Hybrid Cars Are An Important Part Of Your Future

Driving hybrid cars may well be closer than you think, if it isn't already a reality for you.

So,on this page we want to explore a little of the history of the development of hybrid cars, the types that are available and being developed, what they can achieve and which types are best suited to improving the environment.

Why We Need Hybrid Cars

The world-wide dependence on petroleum-based fuels is one of the key contributors to the rise in levels of greenhouse gases - a phenomenon which is a cause for great concern.

Allied with the pollution factor we have security of supply issues in countries which are major oil importers.

In addition, we have dwindling supplies of oil and rapidly increasing prices.

All these factors are stimulating the research and development of alternative energy cars.

What are hybrid cars?

Simply put, they are cars that are powered by two sources – generally, a gasoline engine and an electric motor. It is worth noting however, that the diesel engine is also being used in hybrids and in the future the gasoline/diesel engines could be replaced by engines using alternate fuels.

It is worth noting that the hybrid concept is not new when it comes to transport – in fact they are quite common. Mopeds, locomotives, buses and submarines are all examples of hybrid combinations.

For the purposes of this article, however, we will focus on the gasoline/diesel-electric hybrid vehicles.

How do hybrid cars work?

The conventional engine in hybrid vehicles is generally much smaller than in conventional gasoline powered vehicles, perhaps only producing half the horsepower output. This is counterbalanced to some extent by lowering the weight with lighter materials and improving the aerodynamic efficiency.

There are two main types of hybrid systems – series hybrids and parallel hybrids.

The parallel hybrid cars, the most common, have a configuration where the wheels can be powered by the gasoline engine or the electric motor or both, depending on the circumstances.

In the case of series hybrids the electric motor powers the wheels while conventional engine either powers the battery at times when the electric motor needs more than the battery can give, or powers the electric motor

A more recent development has been plug-in hybrids where the battery can be charged from a normal power outlet at home or work. The plug-in hybrids may be either parallel or series hybrids.

And yet a further development is the fuel cell hybrid where the car has an electric motor and a hydrogen fuel cell. In this case there are two power sources – the battery and the fuel cell.

What are the efficiencies and benefits of hybrid cars?

The key elements to note are:

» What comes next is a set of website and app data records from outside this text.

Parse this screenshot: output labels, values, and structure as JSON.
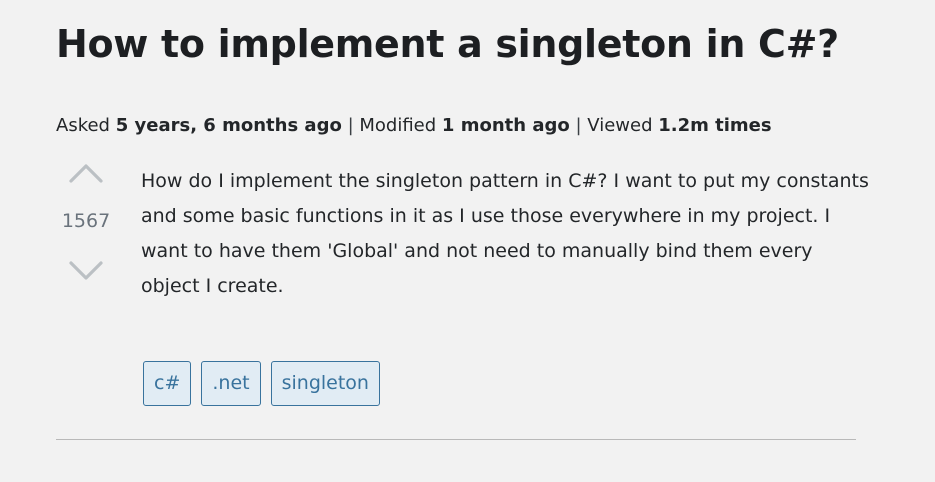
{
  "question": {
    "title": "How to implement a singleton in C#?",
    "meta": {
      "asked_label": "Asked",
      "asked_value": "5 years, 6 months ago",
      "modified_label": "Modified",
      "modified_value": "1 month ago",
      "viewed_label": "Viewed",
      "viewed_value": "1.2m times",
      "separator": "|"
    },
    "votes": {
      "count": "1567",
      "up_icon": "chevron-up-icon",
      "down_icon": "chevron-down-icon"
    },
    "body": "How do I implement the singleton pattern in C#? I want to put my constants and some basic functions in it as I use those everywhere in my project. I want to have them 'Global' and not need to manually bind them every object I create.",
    "tags": [
      "c#",
      ".net",
      "singleton"
    ]
  },
  "colors": {
    "background": "#f2f2f2",
    "tag_text": "#39739d",
    "tag_background": "#e1ecf4",
    "vote_icon": "#bbc0c4",
    "vote_count": "#6a737c"
  }
}
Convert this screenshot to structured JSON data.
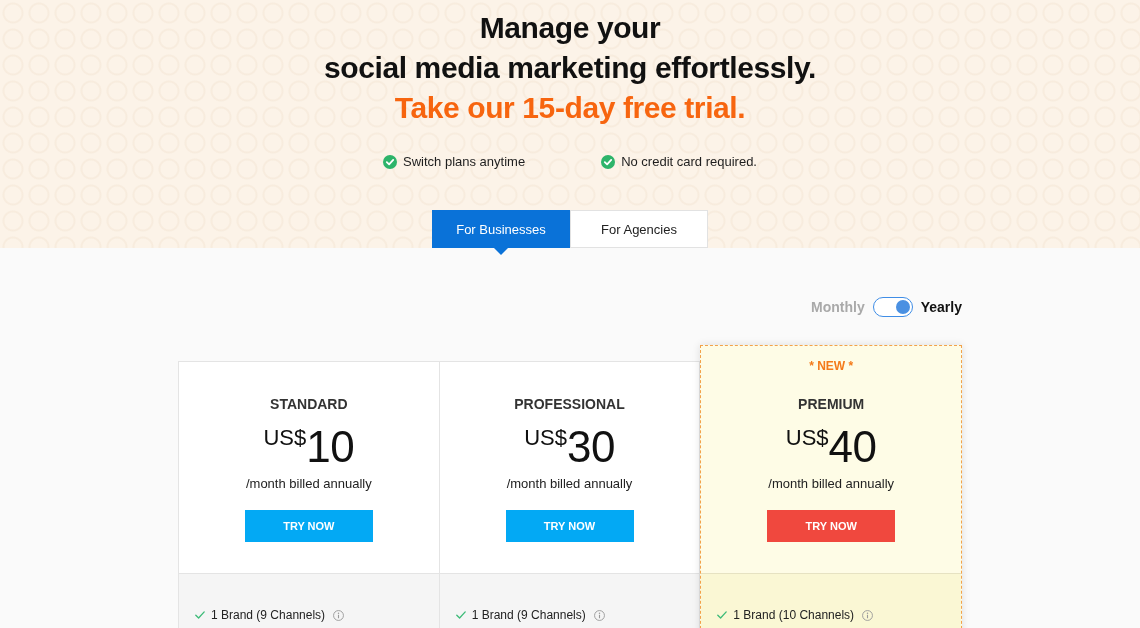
{
  "hero": {
    "title_lines": [
      "Manage your",
      "social media marketing effortlessly."
    ],
    "offer": "Take our 15-day free trial.",
    "perks": [
      "Switch plans anytime",
      "No credit card required."
    ]
  },
  "audience_tabs": [
    {
      "label": "For Businesses",
      "selected": true
    },
    {
      "label": "For Agencies",
      "selected": false
    }
  ],
  "billing": {
    "left_label": "Monthly",
    "right_label": "Yearly",
    "on": true
  },
  "plans": [
    {
      "name": "STANDARD",
      "featured": false,
      "currency": "US$",
      "amount": "10",
      "period": "/month billed annually",
      "button": "TRY NOW",
      "features": [
        "1 Brand (9 Channels)"
      ]
    },
    {
      "name": "PROFESSIONAL",
      "featured": false,
      "currency": "US$",
      "amount": "30",
      "period": "/month billed annually",
      "button": "TRY NOW",
      "features": [
        "1 Brand (9 Channels)"
      ]
    },
    {
      "name": "PREMIUM",
      "featured": true,
      "badge": "* NEW *",
      "currency": "US$",
      "amount": "40",
      "period": "/month billed annually",
      "button": "TRY NOW",
      "features": [
        "1 Brand (10 Channels)"
      ]
    }
  ]
}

  • Improved fuel economy.
  • Less road drag or rolling resistance with stiffer tires
  • Improved aerodynamics
  • Reduced weight with lightweight materials for example, carbon fibre.
  • Regenerative braking – normally,when you use the brakes, the energy is lost as heat but in hybrids the electric motor slows the car and some of that energy is captured and stored in the battery.
  • Less pollution because the electric motor replaces the gas motor for a significant amount of the time.

What are disadvantages in driving hybrid cars?

The disadvantages are pretty small and many carried more weight earlier in the development stage than now.

  • The price is a significant one, but as with all things new the price will come down as market share improves along with manufacturing technologies. However, even with the higher price compare to a conventional gas powered car, studies have shown that fuel savings over the life of the car will more than account for the difference.
  • The batteries in hybrid cars have come in for criticism because the earlier models were using very toxic and dangerous metal hydride batteries. Makers are now moving to the much more efficient Lithium-ion batteries. The batteries are very expensive but are guaranteed for 80,000-100,000 miles (128,000 – 160,000 kilometers).
  • Safety issues - some studies have shown that the are more likely to be involved in accidents in certain situations, for example in high pedestrian areas where some people cannot hear them – they are so quiet if on the electric motor. This is also a problem for people with visual impairment, who rely on sound in some situations and also children. Car makers are now making modifications to address this factor.

The future for this technology looks extremely bright. We just to have to wean all those people off their Hummers.

Have A Question About Alternate Fuels?

It's simple - go directly to our Energy Questions page

Sign up for our FREE E-Course on alternative energy sources for your home and receive our Alternative Energy Primer - a great resource for the whole family.